Dollar, bond yields rise with all eyes on U.S. jobs
By Toni Vorobyova
LONDON (Reuters) - The dollar rose and government borrowing costs from Japan to Germany hovered around fresh highs on Friday, on expectations of strong U.S. data that would back the case for an imminent scaling-back of Federal Reserve stimulus.
U.S. non-farm payrolls, due at 1330 GMT, could tip the balance of when the Fed will begin to trim the $85 billion a month of bond purchases which have dominated trading across the globe and supported risk assets for months.
A better-than-expected employment picture from the ADP private sector jobs report and weekly jobless claims in the last two days have prompted markets to prepare for a possible beat to forecasts of an increase of 180,000 in U.S. payrolls.

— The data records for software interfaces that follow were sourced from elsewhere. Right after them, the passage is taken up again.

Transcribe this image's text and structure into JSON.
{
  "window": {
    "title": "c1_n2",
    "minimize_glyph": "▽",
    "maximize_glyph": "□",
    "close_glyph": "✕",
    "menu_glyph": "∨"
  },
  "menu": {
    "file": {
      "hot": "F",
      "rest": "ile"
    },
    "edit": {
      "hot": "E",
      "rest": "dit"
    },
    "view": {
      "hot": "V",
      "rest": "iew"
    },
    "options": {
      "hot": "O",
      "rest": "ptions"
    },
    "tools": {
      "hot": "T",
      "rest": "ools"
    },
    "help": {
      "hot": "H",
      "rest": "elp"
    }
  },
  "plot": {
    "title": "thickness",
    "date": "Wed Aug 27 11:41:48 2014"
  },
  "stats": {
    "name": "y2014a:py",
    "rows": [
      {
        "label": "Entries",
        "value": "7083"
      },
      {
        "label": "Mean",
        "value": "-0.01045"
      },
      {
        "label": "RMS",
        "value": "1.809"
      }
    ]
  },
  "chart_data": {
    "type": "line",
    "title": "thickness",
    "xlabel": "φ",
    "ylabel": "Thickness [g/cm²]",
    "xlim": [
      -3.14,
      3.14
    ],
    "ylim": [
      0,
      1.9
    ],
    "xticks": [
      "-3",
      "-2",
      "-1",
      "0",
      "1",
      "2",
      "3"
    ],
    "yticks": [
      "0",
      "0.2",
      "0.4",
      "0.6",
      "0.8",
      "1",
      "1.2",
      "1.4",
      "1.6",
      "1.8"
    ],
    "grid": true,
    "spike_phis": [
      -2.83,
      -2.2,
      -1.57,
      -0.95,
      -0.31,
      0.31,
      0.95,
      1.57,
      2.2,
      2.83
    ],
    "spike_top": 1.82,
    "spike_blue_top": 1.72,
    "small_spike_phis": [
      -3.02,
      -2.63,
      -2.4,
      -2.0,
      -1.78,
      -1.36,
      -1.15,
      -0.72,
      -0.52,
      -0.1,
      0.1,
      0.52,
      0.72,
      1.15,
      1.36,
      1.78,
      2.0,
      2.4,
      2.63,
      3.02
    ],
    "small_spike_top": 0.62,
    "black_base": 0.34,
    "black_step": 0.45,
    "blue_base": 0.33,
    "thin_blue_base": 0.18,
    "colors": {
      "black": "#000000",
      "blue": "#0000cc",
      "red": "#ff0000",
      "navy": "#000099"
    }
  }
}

German 10-year yields held at seven-week peaks on Friday, while Bund futures were 1 tick up at 139.97, on track for their biggest weekly fall since mid-August.
In Japan, 10-year cash JGB yields were highest since early October, while U.S. Treasury yields on Thursday rose to levels not seen since mid-September - when Fed tapering was last seen as imminent.
The market would tend to see anything over 200,000 on non-farm payrolls as greatly adding to the chances of a start to tapering this month, while a result under 150,000 would diminish the likelihood, likely prompting a relief rally in risk assets.
"A very strong payroll would give greater confidence that the U.S. has weathered the recent government shut down well," said Luke Bartholomew, investment analyst at Aberdeen Asset Management.
It would "increase speculation that tapering could still be on the cards for December. So, perversely, a strong number could be damaging for stocks and other risk assets." Continued...